Queensland Law Society supports government and community efforts to fight domestic and family violence, with a focus on ensuring that lawyers are properly equipped to deal with the legal response to domestic and family violence.
Throughout Queensland, solicitors regularly spend long-hours toiling away, volunteering their time free-of-charge to assist significantly under-funded community legal centres to provide fair and equal access to justice to the community’s most vulnerable people.
CLC’s and their dedicated teams of lawyers are often the only lifeline available to people in times of crisis.
This, with thanks to Caxton Legal Centre, is one of those stories.
Jason was working 60 hours a week and not coping well with the adjustment to having a newborn baby, taking out his frustration using violence in the home he shared with his partner and young daughter.
Police applied for a domestic violence protection order requiring him to move out. Jason did not contest statements in the police application that on several occasions he had yelled at his partner and smashed property around their home.
Verbal abuse and damaging property in the family home is domestic violence under Queensland laws and a court can order a person to leave their home to keep the victim safe. This type of order can effectively bring to an end a relationship that the couple want to continue.
Safety of women and children is paramount. Changing the behaviour of men who use violence enables victims/survivors to be safe within relationships. When the service system is integrated there is a much greater chance and hope for safety to be realised.
Fortunately, Jason attended Caxton Legal Centre’s duty lawyer service.
He told the Centre’s duty lawyer: “I’m real stressed but that’s no excuse… I need help….”
Jason had not previously acknowledged his violent behaviour, nor was he engaged with any support services.
He was referred to Men’s Line and linked in with a behaviour change program.
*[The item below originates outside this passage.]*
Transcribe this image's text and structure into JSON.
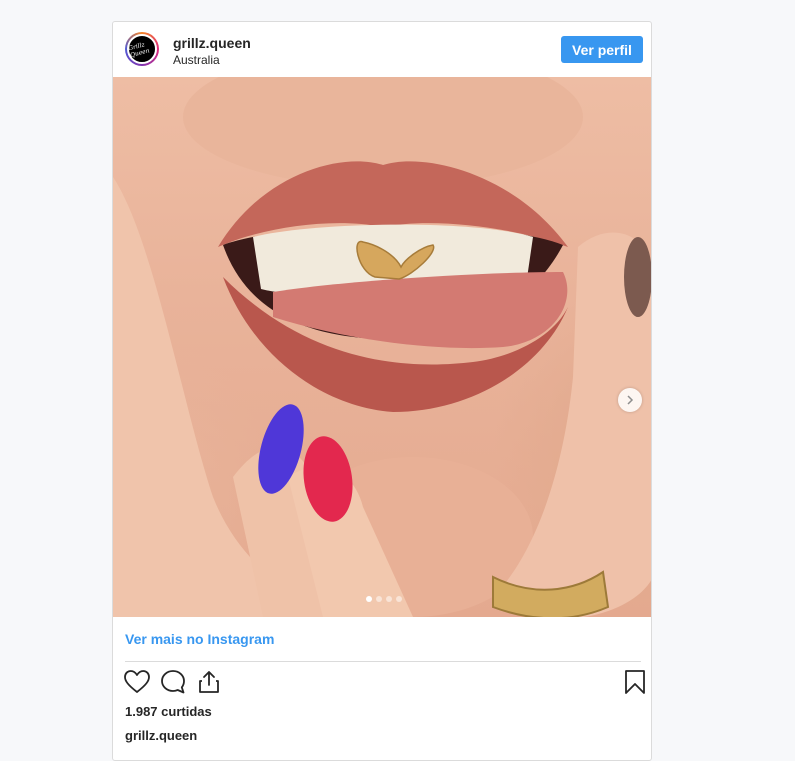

Had Caxton’s duty lawyer service been unavailable Jason may have appeared in court without legal representation.
He may have missed the opportunity to receive the referrals necessary for him to access help.
Because Jason acknowledged his behaviour was wrong and had been referred to appropriate support, the court made an intervention order, which is one type of domestic violence order.
An intervention order requires respondents – in this case Jason – to attend an approved intervention program and/or counselling to address his violent behaviour.
The court can only make an intervention order if it is satisfied there is an appropriate program or counselling available for a respondent.
This was assisted by the Caxton duty lawyer’s advocacy for Jason in the court room as she spoke about the multiple support programs Jason had linked with.
At the same time, Jason’s partner was able to receive assistance and supports from the Legal Aid Queensland duty lawyer and support workers.
With wrap around services and supports now assisting the family, the prosecutor and Magistrate were convinced that Jason’s partner’s safety was being well protected and Jason could return to live at home with his family, while seeking ongoing assistance for his behaviour.
Read Jason’s story here: https://caxton.org.au/jason-accesses-help-through-integrated-services/